Fifteen countries in Asia-Pacific are set to finalize negotiations on Sunday and sign what could become the largest free trade agreement. It would cover nearly a third of the global population. Moreover, about 30% of its global gross domestic product.
At the end of a four-day ASEAN summit in Hanoi, the Regional Comprehensive Economic Partnership (RCEP) could be approved. It will progressively lower tariffs.
Its objective is to counter protectionism and boost investment. This will allow freer movement of goods within the region.
What gave impetus to complete RCEP, includes a U.S.-China trade war and U.S. President Donald Trump’s “America First” retreat. That was from predecessor Barack Obama’s “pivot” towards Asia. Widely, it is viewed as a chance for Beijing to set the regional trade agenda in Washington’s absence.
However, the U.S. election win by Democrat Joe Biden could challenge that. The president-elect was signalling a return to stronger U.S. multilateralism.
The Regional Comprehensive Economic Partnership
Among the countries included in the RCEP are China, Japan, South Korea, Australia, New Zealand and 10 ASEAN members. The ASEAN members included are Brunei, Vietnam, Laos, Cambodia, Thailand, Myanmar, Malaysia, Singapore, Indonesia and the Philippines.
In earlier discussions, India was involved, but the country opted out last year.
The members already have various bilateral or multilateral agreements in place. That is one of the deal’s biggest draws. RCEP builds on those foundations.
It’ll allow for one set of rules of origin to qualify for reduction of tariffs with other members of RCEP. A common set of regulations means less procedures thus movements of goods will be easier.
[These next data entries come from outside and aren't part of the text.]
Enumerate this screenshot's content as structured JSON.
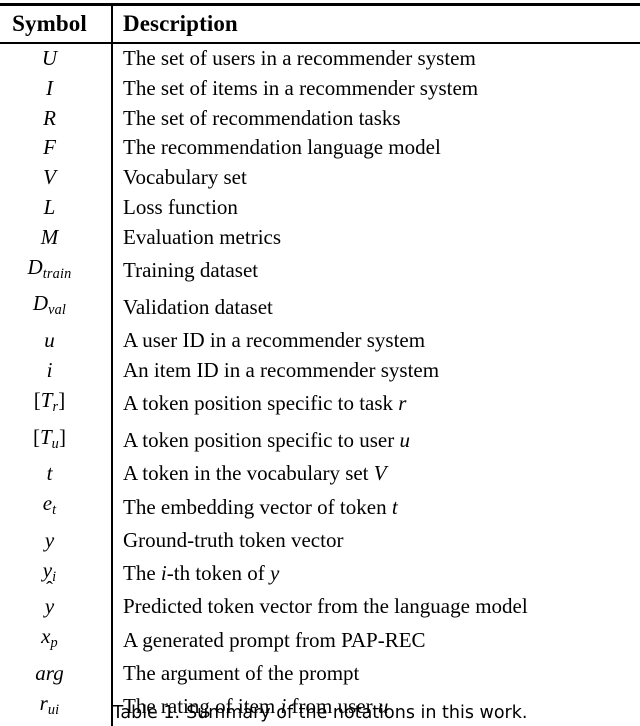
{
  "table": {
    "columns": {
      "symbol_header": "Symbol",
      "description_header": "Description"
    },
    "rows": [
      {
        "symbol": "U",
        "description": "The set of users in a recommender system"
      },
      {
        "symbol": "I",
        "description": "The set of items in a recommender system"
      },
      {
        "symbol": "R",
        "description": "The set of recommendation tasks"
      },
      {
        "symbol": "F",
        "description": "The recommendation language model"
      },
      {
        "symbol": "V",
        "description": "Vocabulary set"
      },
      {
        "symbol": "L",
        "description": "Loss function"
      },
      {
        "symbol": "M",
        "description": "Evaluation metrics"
      },
      {
        "symbol": "D_train",
        "description": "Training dataset"
      },
      {
        "symbol": "D_val",
        "description": "Validation dataset"
      },
      {
        "symbol": "u",
        "description": "A user ID in a recommender system"
      },
      {
        "symbol": "i",
        "description": "An item ID in a recommender system"
      },
      {
        "symbol": "[T_r]",
        "description": "A token position specific to task r"
      },
      {
        "symbol": "[T_u]",
        "description": "A token position specific to user u"
      },
      {
        "symbol": "t",
        "description": "A token in the vocabulary set V"
      },
      {
        "symbol": "e_t",
        "description": "The embedding vector of token t"
      },
      {
        "symbol": "y",
        "description": "Ground-truth token vector"
      },
      {
        "symbol": "y_i",
        "description": "The i-th token of y"
      },
      {
        "symbol": "y_hat",
        "description": "Predicted token vector from the language model"
      },
      {
        "symbol": "x_p",
        "description": "A generated prompt from PAP-REC"
      },
      {
        "symbol": "arg",
        "description": "The argument of the prompt"
      },
      {
        "symbol": "r_ui",
        "description": "The rating of item i from user u"
      }
    ]
  },
  "caption": {
    "label": "Table 1.",
    "text": "Summary of the notations in this work."
  },
  "colors": {
    "text": "#000000",
    "rule": "#000000",
    "background": "#ffffff"
  }
}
Furthermore, this encourages multinational firms to invest more in the region. That includes building supply chains and distribution hubs.
Its Geopolitical Significance
The idea came up in 2012 as a way for China to counter growing U.S. influence in the Asia-Pacific under Obama. China is the region’s biggest importer and exporter.
Talks for a U.S.-led “mega-regional accord” were making strong progress and China was not among its 12 members. Back then it was known as the Trans-Pacific Partnership (TPP) – Obama’s signature trade deal.
It was when Trump withdrew the United States from the TPP in 2017 that momentum behind RCEP grew. It took away its main architect and two-thirds of the bloc’s combined $27 trillion GDP.
Comprehensive and Progressive Agreement for Trans-Pacific Partnership (CPTPP) became its new name, and it includes seven RCEP members.
China is the key source of imports and main export destination for most RCEP members. It stands to benefit and is well positioned to shape the trade rules. Moreover, to expand its influence in the Asia-Pacific, which was what Obama had openly sought to prevent.